Middle School Athletics for Fall, 2016
Anyone interested in participating in Blake Middle School Athletics in the Fall (Grade 6-8 Boys and Girls Cross Country, 8th Grade Girls Field Hockey, 8th Grade Girls Volleyball, or 7th and 8th Grade Football) please do the following ASAP:
- Register your son/daughter on FamilyID.com (direct link off Blake Athletics Page)
- Pay online (Direct Link for UniBank on FamilyID) or send check for $225 (made out to the "Town of Medfield") to Medfield High School, C/O Eric Scott, AD, 88R South St, Medfield, MA 02052. You can also drop it at the main office.
Blake is always looking for substitute teacher applicants. Applicants need not have teaching licensure but should be energetic, flexible and enjoy working with children. For more information or to apply, please visit medfield.net and find applications under the tab "employment opportunities". Please contact Kelly Campbell at email@example.com with any questions.
As with our teaching positions, from time to time our nurse, Tricia Williams, will be out of the building and we need a substitute nurse for these days. We are fortunate that we have several substitute nurses in the district who are able to work on those days. If you are a registered nurse and have an interest in potentially serving as a substitute throughout the year, please let us know. You can contact me (firstname.lastname@example.org) or Tricia Williams (email@example.com). By the same token, if you have friends in the area who would have an interest in serving as a substitute, please let them know that they can contact us as well. The safety and well-being of our students is always our top priority, and we would appreciate your interest in one of these roles.
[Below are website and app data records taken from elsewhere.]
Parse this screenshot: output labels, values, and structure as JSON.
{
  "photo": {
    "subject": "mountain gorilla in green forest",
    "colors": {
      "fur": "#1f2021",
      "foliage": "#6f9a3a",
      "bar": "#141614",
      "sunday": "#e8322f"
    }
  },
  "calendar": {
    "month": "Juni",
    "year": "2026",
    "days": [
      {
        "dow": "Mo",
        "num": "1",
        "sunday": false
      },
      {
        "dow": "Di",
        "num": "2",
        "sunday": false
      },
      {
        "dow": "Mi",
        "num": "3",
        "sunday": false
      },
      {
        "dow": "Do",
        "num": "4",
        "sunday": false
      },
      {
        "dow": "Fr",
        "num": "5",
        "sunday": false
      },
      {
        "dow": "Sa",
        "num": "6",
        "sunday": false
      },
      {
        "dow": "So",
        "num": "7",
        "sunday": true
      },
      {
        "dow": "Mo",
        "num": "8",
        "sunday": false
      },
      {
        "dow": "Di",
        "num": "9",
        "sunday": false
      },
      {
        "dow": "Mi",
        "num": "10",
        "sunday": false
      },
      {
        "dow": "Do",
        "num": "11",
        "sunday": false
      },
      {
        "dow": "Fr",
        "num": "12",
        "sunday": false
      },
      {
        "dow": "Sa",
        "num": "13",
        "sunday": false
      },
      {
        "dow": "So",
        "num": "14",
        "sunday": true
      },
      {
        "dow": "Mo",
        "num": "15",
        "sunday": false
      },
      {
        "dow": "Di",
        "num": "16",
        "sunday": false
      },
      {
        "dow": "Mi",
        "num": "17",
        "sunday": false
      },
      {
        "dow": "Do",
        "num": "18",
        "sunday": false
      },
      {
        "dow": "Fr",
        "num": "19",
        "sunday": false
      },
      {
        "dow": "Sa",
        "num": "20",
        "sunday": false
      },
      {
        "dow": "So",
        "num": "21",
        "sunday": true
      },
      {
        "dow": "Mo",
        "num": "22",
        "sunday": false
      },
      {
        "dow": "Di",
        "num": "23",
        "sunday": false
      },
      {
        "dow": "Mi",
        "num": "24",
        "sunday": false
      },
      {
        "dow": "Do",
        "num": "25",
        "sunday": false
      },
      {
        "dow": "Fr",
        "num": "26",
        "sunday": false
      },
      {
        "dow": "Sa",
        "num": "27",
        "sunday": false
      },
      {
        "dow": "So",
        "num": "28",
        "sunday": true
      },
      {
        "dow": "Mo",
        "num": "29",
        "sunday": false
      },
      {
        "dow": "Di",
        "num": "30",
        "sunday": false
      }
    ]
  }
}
Medfield Talks, a new committee comprised of Dr. Marsden, MCPE, K-8 and High School PTOs, SEPAC, MMA and Medfield Foundation will kick off a new speaker series on October 26th with Michael G. Thompson, Ph.D.
According to his website, "Michael G. Thompson, Ph.D. is a consultant, author and psychologist specializing in children and families. He is the supervising psychologist for the Belmont Hill School and has worked at more than seven hundred schools across the United States, as well as international schools in Central America, Europe, Africa and Asia." In 2004, Dr. Thompson published The Pressured Child: Helping Your Child Achieve Success in School and Life which has helped parents navigate and mitigate the pressures faced by our children as they progress from their kindergarten through high school years. Through an MCPE sponsored grant, Medfield is privileged to host Dr. Thompson, who will speak to middle and high schoolers during the day and parents in the evening. Please join us on October 26th for this important event. Free tickets and additional information will be available in September.
Communication and Updates
I will resume updating my blog on a consistent basis once again after the official start of the school year, and I encourage you to check this site weekly (Blake Principal's Blog) for updates and important information. In addition you can 'follow me' on Twitter (@nat_vaughn), as I am using this account as a communication and resource tool - tweeting up-to-date information, Blake happenings, links to sites, and articles on a daily or more consistent basis. We have also established a Blake School account (@blakeoffice) and hashtag (#bmsed) for education-related tweets of interest and Blake events, so be sure to check it out! Instagram is another form of social media that I am exploring and you are welcome to follow me (nat.vaughn).